Gabriel Fauréís nocturnes cover a long period,
from the 1880s to the 1920s. From the impressionistic salon pieces of
the early years, they end in a very modern tone, as post-war France
tries to rise from the ashes of World War I. One can hear so many influences
from the past (Schubert and Beethoven, for example) as well as hints
of the future (Debussy and Satie).
Sally Pinkas gives a colourful reading of these varied
works. From the haunting first nocturne, with its opening melody reminiscent
of some of Schubertís finest lieder, to the dense later works, this
disc not only presents a brilliant body of work, but shows a pianist
able to adapt to the vast range of styles without missing a beat.
Some of the early nocturnes are much more melodic,
like songs without words, where Fauré develops long, sinuous
melodies that are accompanied in an almost pointillist manner. The third
nocturne, in A flat major, is like this. With its passages where the
main melodic line shifts from the right hand to the left and back again,
it is a journey through a variety of styles - its waves of arpeggios
are counterbalanced by delicate, sensuous melodies.
As the disc progresses, so does the music. Fauré

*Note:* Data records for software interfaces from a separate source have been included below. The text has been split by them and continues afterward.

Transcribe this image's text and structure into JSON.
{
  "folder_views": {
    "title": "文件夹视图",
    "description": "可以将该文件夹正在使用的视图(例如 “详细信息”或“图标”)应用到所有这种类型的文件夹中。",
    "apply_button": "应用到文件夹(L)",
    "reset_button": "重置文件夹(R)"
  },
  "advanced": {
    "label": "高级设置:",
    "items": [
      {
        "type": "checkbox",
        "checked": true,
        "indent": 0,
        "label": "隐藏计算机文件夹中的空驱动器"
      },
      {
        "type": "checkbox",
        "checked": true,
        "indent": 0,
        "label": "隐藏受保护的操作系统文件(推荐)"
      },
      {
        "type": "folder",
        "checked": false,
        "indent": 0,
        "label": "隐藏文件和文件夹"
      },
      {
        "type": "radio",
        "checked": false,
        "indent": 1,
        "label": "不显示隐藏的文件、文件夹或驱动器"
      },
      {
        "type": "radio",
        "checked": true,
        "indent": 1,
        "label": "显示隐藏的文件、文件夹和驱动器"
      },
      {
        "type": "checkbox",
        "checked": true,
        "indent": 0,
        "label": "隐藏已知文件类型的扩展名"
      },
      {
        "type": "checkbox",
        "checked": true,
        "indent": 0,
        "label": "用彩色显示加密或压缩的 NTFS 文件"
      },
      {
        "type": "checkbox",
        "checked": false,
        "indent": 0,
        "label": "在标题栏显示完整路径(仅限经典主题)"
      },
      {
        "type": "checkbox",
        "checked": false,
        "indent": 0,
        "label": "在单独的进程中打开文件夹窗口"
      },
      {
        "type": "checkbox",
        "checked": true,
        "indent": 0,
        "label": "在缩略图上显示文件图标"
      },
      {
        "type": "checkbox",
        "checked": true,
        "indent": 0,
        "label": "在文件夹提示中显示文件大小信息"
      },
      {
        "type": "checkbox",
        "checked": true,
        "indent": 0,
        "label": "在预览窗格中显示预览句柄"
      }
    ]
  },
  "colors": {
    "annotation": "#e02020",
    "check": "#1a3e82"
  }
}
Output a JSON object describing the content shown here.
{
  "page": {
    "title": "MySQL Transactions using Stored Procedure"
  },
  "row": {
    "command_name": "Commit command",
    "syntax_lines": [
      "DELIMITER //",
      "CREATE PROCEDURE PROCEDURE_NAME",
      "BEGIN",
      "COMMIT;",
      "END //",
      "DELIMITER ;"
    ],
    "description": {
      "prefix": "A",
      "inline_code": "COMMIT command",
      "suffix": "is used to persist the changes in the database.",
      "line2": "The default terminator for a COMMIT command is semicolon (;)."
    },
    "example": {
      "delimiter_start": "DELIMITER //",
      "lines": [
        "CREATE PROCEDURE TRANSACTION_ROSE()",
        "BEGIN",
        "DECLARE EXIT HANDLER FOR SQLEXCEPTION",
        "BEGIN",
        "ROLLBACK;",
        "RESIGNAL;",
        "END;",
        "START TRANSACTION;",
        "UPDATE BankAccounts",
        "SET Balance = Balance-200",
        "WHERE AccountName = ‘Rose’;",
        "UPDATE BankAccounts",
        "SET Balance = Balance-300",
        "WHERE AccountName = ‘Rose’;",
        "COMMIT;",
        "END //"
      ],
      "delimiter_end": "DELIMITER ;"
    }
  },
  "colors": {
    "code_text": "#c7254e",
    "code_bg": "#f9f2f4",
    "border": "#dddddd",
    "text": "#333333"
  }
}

moves ahead in complexity and depth, and the middle nocturnes are very
different. Between the 5th and 6th nocturne, ten years passed. Fauréís
melodies are vaster and more sweeping, his tone less positive, and the
melodies are constructed across the keyboard rather than with just one
hand. His music becomes more chromatic as well, demanding more of the
The later works show how much Fauré progressed
as a composer. The density and mood of the 11th nocturne is striking;
its vague sadness is intense, and its mood is haunting. The final work,
written in 1921, builds in intensity, but presents a dense, difficult
material. Fauré is far from the early nocturnes, with their almost
song-like melody. This work is the culmination of some forty years of
composition and has the sound of a testament.
Sally Pinkasís performance of these works is breathtaking.
She flows perfectly with the more melodic early works, and dives head-first
into the intensity of the later works. The second disc, Beyond the
Notes, gives her a chance to explain her feelings and approach to
this work, and especially how she focuses on the large, sweeping melodies.
I heartily recommend that you listen to these comments before listening
to the music; Pinkasís explanations are like a key that opens the door
to this demanding repertoire.
This fine disc, well-recorded as are all Musica Onmia
discs, is a journey through a little-known body of work. With excellent
performances, this music will grow on you, as you discover a facet of
this great composer with which you may not be familiar.